Your infant was happy to be held by Grandma, loved being talked to by Uncle Fred and was all smiles when you left her at daycare. Suddenly, at about six months old, your child cries whenever you leave the room and clings to you when Grandma wants to play. What is happening?
Your baby has developed the sense of “object permanence”. Previously, when you were out of sight, your baby didn’t understand that you still exist, and she didn’t really think about you coming back as long as she was fed and diapered. Now, your baby knows that people and things out of her sight range do still exist and when you leave her sight, she is concerned that you may not come back. As she has no sense of time, it doesn’t matter if it’s for a minute or for hours – she’s going to cry until Mom or Dad – or both – is in her sight again.
Separation anxiety can develop anytime between 4 months and 2-1/2 years, and is sometimes triggered by life events, such as the arrival of a new sibling, family challenges or a new home.
Sometimes, dealing with separation anxiety is more difficult for parents than it is for the child! There are a few things you can do to to ease or avoid separation anxiety – both for your child and yourself.
Avoid starting new childcare or sitters between the ages of 4 months and one year, when your child first develops object permanence. If you cannot avoid a new care situation, visit together with the new caregiver several times before you leave him for any length of time. If possible, leave him for a just a short time before you leave him for a full day or longer period of time.
Consider your child’s mood when you must leave her. Make sure she has napped, is fed and is newly diapered before separating, so there is no physical discomfort to exacerbate her anxiety.
Tell her when you’ll be back, even when she’s just six months old. Use time frames that are easy to understand, such as “Daddy will pick you up after you play with Nana in the park” or “I’ll be here to get you after lunch.”
Goodbye rituals will help your child understand that you’re going to leave now and you’re going to come back. Create a phrase you say every time you leave, such as “Love you to the moon and back”. Pay full attention to your child when you use this phrase, give him a kiss and hug and then leave – no turning back.
Always follow through on pickup times. While we know life can get in the way of a flawless schedule, your child can’t understand why “traffic” is more important than he is. Make sure you give your child a larger window of time than you’ll actually need to return for him. Being surprised by Dad being early often is much better than the anxiety your child will feel if Dad is late once. If things go wildly awry, make sure you call your caregiver and have them explain that Dad is very sorry he’s going to be late, but he’ll be there by bath time.
Trust your instincts.
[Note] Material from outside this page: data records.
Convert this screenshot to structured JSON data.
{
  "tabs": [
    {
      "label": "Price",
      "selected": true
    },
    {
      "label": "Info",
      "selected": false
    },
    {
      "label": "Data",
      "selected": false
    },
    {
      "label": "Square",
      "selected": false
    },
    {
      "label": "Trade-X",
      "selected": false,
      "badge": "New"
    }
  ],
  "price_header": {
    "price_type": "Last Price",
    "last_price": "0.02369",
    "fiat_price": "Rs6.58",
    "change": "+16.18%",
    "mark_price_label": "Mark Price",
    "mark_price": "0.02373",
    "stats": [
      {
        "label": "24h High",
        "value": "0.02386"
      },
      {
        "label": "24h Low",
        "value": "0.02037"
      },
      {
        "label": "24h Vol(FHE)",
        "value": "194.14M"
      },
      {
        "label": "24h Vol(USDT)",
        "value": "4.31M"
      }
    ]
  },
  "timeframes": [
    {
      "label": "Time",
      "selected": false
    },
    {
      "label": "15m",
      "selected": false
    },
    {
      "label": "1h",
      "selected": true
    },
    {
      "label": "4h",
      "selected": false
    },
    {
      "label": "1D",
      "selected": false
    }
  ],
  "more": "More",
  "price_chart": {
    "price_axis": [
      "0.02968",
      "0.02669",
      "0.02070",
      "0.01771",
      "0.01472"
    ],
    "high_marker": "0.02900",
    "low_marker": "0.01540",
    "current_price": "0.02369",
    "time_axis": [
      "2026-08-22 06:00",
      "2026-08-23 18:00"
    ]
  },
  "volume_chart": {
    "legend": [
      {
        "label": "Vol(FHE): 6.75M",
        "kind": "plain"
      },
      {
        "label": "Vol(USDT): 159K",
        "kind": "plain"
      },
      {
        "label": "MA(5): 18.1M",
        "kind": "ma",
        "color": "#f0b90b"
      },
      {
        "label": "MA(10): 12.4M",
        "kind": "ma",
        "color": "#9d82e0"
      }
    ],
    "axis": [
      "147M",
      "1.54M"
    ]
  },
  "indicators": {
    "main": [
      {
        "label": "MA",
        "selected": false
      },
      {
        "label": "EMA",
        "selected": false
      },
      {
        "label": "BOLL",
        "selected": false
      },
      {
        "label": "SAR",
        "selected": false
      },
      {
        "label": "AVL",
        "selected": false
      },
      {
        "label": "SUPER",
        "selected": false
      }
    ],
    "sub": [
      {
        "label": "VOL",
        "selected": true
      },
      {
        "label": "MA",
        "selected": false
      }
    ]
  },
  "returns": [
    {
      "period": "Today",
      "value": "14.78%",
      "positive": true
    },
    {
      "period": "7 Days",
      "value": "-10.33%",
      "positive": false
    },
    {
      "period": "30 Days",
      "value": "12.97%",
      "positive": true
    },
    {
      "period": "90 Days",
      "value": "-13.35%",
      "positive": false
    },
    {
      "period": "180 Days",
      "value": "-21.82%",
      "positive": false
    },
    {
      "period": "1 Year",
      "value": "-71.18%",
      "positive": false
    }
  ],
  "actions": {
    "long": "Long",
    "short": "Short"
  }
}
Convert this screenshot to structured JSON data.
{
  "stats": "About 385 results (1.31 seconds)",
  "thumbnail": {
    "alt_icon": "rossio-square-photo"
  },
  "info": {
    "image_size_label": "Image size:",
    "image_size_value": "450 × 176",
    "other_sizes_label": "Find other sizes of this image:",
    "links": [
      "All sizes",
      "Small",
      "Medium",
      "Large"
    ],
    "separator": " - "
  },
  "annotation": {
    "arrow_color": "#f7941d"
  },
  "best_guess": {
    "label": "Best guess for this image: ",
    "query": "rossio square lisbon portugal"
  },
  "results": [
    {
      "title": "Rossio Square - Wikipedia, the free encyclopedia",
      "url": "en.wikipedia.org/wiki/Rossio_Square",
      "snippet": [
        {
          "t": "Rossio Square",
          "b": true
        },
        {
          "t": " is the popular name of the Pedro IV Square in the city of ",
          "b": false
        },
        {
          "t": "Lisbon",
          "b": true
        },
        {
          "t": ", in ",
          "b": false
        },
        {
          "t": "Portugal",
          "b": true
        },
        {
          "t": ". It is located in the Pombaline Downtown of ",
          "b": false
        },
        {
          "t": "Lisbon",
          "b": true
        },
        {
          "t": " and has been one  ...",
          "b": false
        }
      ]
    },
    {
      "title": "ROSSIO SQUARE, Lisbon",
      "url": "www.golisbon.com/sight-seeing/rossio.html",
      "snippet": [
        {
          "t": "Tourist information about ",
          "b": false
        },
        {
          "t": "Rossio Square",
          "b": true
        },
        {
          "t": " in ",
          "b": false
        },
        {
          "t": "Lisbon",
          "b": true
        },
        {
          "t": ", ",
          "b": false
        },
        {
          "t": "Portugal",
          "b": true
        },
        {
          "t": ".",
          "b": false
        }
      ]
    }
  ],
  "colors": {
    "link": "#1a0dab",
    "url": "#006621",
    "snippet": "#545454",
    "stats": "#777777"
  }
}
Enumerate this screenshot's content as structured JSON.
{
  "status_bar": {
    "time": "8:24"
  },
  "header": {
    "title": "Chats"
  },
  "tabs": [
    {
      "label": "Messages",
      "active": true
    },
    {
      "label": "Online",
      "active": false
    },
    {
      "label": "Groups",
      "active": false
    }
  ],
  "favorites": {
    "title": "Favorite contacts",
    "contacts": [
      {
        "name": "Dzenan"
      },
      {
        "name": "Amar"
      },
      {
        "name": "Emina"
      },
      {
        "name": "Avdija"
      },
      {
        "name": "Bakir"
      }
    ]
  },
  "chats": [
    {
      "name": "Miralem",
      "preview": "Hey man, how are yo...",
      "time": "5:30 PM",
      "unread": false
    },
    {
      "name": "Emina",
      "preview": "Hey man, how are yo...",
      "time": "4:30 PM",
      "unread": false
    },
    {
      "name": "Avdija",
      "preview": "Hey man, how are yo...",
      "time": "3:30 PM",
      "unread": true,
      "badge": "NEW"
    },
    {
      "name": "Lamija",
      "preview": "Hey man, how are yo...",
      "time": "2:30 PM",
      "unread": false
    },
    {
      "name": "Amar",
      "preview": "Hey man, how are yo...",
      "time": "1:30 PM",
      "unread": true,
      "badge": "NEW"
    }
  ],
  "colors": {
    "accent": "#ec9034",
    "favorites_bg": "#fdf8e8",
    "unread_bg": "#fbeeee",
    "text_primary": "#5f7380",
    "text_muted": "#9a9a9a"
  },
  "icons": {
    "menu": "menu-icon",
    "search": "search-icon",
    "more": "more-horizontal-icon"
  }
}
If your child is not sleeping, not eating or is refusing a caregiver, it’s time to look carefully at what could be happening when you’re not there.
Most children will grow out of separation anxiety before they enter preschool. If your child’s anxiety continues, or if it seems extreme, resulting in panic attacks, nightmares or excessive worry, call Alzein Pediatric Associates at 708-424-7600 or click the yellow “Book an Appointment” button on the left. We’ll be happy to help your family.